◆ **Data shown**:
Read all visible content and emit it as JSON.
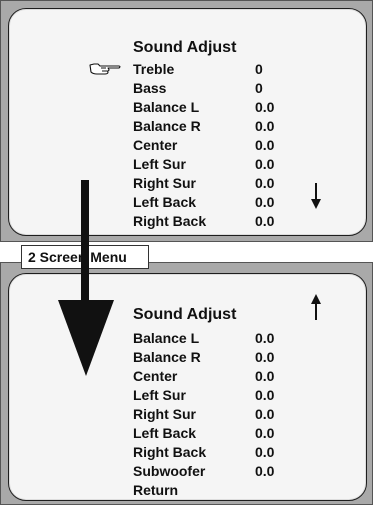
{
  "top_screen": {
    "title": "Sound Adjust",
    "items": [
      {
        "label": "Treble",
        "value": "0"
      },
      {
        "label": "Bass",
        "value": "0"
      },
      {
        "label": "Balance L",
        "value": "0.0"
      },
      {
        "label": "Balance R",
        "value": "0.0"
      },
      {
        "label": "Center",
        "value": "0.0"
      },
      {
        "label": "Left Sur",
        "value": "0.0"
      },
      {
        "label": "Right Sur",
        "value": "0.0"
      },
      {
        "label": "Left Back",
        "value": "0.0"
      },
      {
        "label": "Right Back",
        "value": "0.0"
      }
    ],
    "pointer_icon": "pointing-hand-icon",
    "scroll_icon": "down-arrow-icon"
  },
  "caption": "2 Screen Menu",
  "bottom_screen": {
    "title": "Sound Adjust",
    "items": [
      {
        "label": "Balance L",
        "value": "0.0"
      },
      {
        "label": "Balance R",
        "value": "0.0"
      },
      {
        "label": "Center",
        "value": "0.0"
      },
      {
        "label": "Left Sur",
        "value": "0.0"
      },
      {
        "label": "Right Sur",
        "value": "0.0"
      },
      {
        "label": "Left Back",
        "value": "0.0"
      },
      {
        "label": "Right Back",
        "value": "0.0"
      },
      {
        "label": "Subwoofer",
        "value": "0.0"
      },
      {
        "label": "Return",
        "value": ""
      }
    ],
    "scroll_icon": "up-arrow-icon"
  },
  "transition_icon": "long-down-arrow-icon"
}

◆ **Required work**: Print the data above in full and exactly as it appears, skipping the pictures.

◆ **Task output**:
Read all visible content and emit it as JSON.
{
  "top_screen": {
    "title": "Sound Adjust",
    "items": [
      {
        "label": "Treble",
        "value": "0"
      },
      {
        "label": "Bass",
        "value": "0"
      },
      {
        "label": "Balance L",
        "value": "0.0"
      },
      {
        "label": "Balance R",
        "value": "0.0"
      },
      {
        "label": "Center",
        "value": "0.0"
      },
      {
        "label": "Left Sur",
        "value": "0.0"
      },
      {
        "label": "Right Sur",
        "value": "0.0"
      },
      {
        "label": "Left Back",
        "value": "0.0"
      },
      {
        "label": "Right Back",
        "value": "0.0"
      }
    ],
    "pointer_icon": "pointing-hand-icon",
    "scroll_icon": "down-arrow-icon"
  },
  "caption": "2 Screen Menu",
  "bottom_screen": {
    "title": "Sound Adjust",
    "items": [
      {
        "label": "Balance L",
        "value": "0.0"
      },
      {
        "label": "Balance R",
        "value": "0.0"
      },
      {
        "label": "Center",
        "value": "0.0"
      },
      {
        "label": "Left Sur",
        "value": "0.0"
      },
      {
        "label": "Right Sur",
        "value": "0.0"
      },
      {
        "label": "Left Back",
        "value": "0.0"
      },
      {
        "label": "Right Back",
        "value": "0.0"
      },
      {
        "label": "Subwoofer",
        "value": "0.0"
      },
      {
        "label": "Return",
        "value": ""
      }
    ],
    "scroll_icon": "up-arrow-icon"
  },
  "transition_icon": "long-down-arrow-icon"
}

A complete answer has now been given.